The Thai government finally approved the raid with the assistance of the Royal Thai Air Force Security Force Regiment (SFR). On Tuesday, 31 March, the team began the hostage-rescue operation, dividing themselves into three groups: Red Team, Blue Team, and Green Team. The Red and Blue teams were to be at the plane's rear while the Green team was to enter from the back door of the plane. Members of the Thai SFR team were positioned on the tarmac in the event hijackers tried to escape. When the Kopassus team entered the plane, the hijackers were surprised and fired at the team, but three of the hijackers were killed when the team returned fire. One of the Kopassus commandos was shot, probably by his comrades, as was the pilot. The hostages were released unharmed. Two of the hijackers surrendered to Thai commandos, but they were killed by the Kopassus commandos on the plane taking them back to Jakarta.[1]

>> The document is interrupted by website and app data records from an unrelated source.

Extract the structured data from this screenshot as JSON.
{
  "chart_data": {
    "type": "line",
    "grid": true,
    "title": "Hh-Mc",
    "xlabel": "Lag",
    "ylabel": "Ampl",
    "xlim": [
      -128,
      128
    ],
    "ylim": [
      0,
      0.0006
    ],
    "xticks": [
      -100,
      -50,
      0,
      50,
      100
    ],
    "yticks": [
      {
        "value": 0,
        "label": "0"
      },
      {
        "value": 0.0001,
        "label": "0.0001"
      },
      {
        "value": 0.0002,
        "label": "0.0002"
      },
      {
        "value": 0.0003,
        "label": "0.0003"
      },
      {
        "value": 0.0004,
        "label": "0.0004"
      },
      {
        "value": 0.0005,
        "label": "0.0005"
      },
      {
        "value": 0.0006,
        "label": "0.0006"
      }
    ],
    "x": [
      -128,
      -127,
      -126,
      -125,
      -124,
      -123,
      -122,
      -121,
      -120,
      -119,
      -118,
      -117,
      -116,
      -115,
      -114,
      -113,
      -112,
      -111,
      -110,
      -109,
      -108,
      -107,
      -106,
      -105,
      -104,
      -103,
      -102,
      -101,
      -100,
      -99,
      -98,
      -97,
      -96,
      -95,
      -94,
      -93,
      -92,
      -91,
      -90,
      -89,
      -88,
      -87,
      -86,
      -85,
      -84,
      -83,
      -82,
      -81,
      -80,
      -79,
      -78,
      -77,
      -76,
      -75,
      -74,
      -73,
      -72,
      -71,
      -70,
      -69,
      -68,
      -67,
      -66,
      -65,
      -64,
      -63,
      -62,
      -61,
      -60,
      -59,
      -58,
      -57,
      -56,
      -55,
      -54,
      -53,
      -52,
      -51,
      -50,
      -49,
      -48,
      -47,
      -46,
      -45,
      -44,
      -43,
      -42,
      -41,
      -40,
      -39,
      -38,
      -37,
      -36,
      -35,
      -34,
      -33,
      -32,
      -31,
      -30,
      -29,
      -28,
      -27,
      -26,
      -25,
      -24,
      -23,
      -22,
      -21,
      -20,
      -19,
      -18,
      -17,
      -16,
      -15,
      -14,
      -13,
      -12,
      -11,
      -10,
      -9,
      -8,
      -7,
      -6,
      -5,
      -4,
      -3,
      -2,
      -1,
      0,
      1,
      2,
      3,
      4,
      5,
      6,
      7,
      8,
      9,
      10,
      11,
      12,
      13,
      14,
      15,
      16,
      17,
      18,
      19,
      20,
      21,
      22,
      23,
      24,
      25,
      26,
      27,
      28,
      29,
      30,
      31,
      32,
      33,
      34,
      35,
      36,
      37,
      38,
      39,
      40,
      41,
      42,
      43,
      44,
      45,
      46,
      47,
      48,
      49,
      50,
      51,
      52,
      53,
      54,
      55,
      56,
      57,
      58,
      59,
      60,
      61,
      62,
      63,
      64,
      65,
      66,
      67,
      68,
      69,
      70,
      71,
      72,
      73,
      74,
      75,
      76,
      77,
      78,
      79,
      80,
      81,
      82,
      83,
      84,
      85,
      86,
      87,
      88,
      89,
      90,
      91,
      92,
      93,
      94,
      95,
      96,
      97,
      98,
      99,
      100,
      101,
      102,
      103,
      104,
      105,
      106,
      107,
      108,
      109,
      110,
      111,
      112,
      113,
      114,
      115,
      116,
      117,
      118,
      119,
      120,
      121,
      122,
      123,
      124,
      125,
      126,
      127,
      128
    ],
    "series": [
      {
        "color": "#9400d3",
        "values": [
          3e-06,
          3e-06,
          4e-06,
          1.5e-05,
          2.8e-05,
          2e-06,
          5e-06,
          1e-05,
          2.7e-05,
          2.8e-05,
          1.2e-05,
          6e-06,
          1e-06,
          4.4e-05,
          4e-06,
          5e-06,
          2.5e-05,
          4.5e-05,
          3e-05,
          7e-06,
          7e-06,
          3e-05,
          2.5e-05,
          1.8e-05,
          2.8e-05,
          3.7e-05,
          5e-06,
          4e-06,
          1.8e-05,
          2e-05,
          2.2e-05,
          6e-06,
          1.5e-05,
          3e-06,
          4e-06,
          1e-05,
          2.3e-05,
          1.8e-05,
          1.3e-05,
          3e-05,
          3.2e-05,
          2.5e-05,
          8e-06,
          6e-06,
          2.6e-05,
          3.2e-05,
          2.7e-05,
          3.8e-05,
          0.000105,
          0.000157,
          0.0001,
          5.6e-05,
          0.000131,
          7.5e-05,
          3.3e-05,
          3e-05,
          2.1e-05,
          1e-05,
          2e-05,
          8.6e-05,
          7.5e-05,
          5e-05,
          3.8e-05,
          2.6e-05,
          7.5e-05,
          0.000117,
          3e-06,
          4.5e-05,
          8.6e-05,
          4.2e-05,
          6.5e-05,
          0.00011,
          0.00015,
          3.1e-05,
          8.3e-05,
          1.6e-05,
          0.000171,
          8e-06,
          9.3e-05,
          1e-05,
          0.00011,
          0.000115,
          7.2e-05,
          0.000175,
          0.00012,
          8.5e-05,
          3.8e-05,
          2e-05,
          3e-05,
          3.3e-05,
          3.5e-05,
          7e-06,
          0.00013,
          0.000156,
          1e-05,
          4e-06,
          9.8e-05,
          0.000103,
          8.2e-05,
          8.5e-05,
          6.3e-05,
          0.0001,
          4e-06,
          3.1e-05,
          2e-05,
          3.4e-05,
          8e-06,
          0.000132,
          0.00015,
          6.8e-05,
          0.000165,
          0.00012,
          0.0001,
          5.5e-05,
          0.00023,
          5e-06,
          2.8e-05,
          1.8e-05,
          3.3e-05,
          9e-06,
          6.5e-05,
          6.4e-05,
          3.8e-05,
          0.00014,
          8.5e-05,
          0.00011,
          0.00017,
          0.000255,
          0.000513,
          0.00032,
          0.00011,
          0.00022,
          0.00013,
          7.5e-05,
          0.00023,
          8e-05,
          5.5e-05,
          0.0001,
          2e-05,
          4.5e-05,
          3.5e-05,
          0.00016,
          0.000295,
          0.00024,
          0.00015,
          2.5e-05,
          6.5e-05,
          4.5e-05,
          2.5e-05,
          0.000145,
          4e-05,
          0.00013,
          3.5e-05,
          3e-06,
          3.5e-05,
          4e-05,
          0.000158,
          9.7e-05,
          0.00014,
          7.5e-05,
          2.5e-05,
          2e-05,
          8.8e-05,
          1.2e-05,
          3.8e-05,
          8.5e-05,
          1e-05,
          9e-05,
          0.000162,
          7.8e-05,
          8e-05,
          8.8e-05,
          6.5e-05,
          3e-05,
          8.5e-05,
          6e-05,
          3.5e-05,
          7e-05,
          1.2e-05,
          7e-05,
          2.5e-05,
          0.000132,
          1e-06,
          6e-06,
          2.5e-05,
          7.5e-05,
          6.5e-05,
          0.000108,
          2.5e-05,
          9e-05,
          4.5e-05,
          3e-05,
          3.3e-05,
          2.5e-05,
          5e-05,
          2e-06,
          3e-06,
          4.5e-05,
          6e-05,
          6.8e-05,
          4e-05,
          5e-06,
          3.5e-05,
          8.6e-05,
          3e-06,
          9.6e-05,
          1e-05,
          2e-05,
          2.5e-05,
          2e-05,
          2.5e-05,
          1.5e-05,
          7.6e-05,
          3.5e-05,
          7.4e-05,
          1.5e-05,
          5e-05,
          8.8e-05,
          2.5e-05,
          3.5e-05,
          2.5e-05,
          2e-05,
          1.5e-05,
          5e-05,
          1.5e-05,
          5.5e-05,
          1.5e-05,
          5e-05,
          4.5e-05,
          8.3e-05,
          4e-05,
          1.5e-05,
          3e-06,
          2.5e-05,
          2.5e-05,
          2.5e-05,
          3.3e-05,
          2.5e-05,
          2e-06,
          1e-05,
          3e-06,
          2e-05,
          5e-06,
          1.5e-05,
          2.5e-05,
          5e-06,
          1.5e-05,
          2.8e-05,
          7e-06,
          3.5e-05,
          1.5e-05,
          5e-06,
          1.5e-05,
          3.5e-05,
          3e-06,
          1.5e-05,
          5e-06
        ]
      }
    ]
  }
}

AftermathEdit

Achmad Kirang, the wounded Kopassus team member who was shot in the abdomen, died the following day on 1 April 1981 at Bhumibol Adulyadej Hospital in Bangkok. Captain Herman Rante, the plane's pilot who was shot in the crossfire, also died in Bangkok a few days later. Kirang and Rante's remains were transported from Bangkok to Jakarta, where they were both later interred in Kalibata Heroes Cemetery.

The entire Kopassus team, including leader Lieutenant Colonel Sintong Panjaitan, were awarded the Bintang Sakti by the Indonesian government and were promoted. Achmad Kirang was posthumously double promoted.[2]

See alsoEdit

ReferencesEdit

  1. ^ Ken Conboy (2004). Kopassus: Inside Indonesia's Special Forces. Equinox Publishing. pp. 277–278. ISBN 979-95898-8-6.
  2. ^ B Wiwoho (2016). Operasi Woyla - Pembebasan Pembajakan Pesawat Garuda Indonesia. Kompas Gramedia Group. p. 151. ISBN 978-602-412-122-8.

Further readingEdit

  • Hutabarat, Arifin (1989). To Our Beloved Country: The History of Garuda Indonesia. Ganesia P.R. p. 54. OCLC 21396891.
  • Sebastian, Leonard C. (2006). Realpolitik ideology: Indonesia's use of military force. Institute of Southeast Asian Studies. p. 168. ISBN 981-230-310-3.
  • Oktorino, N (2013). Konflik Bersejarah-Greatest Raids. Elex Media Computindo. ISBN 9786020214498.

External linksEdit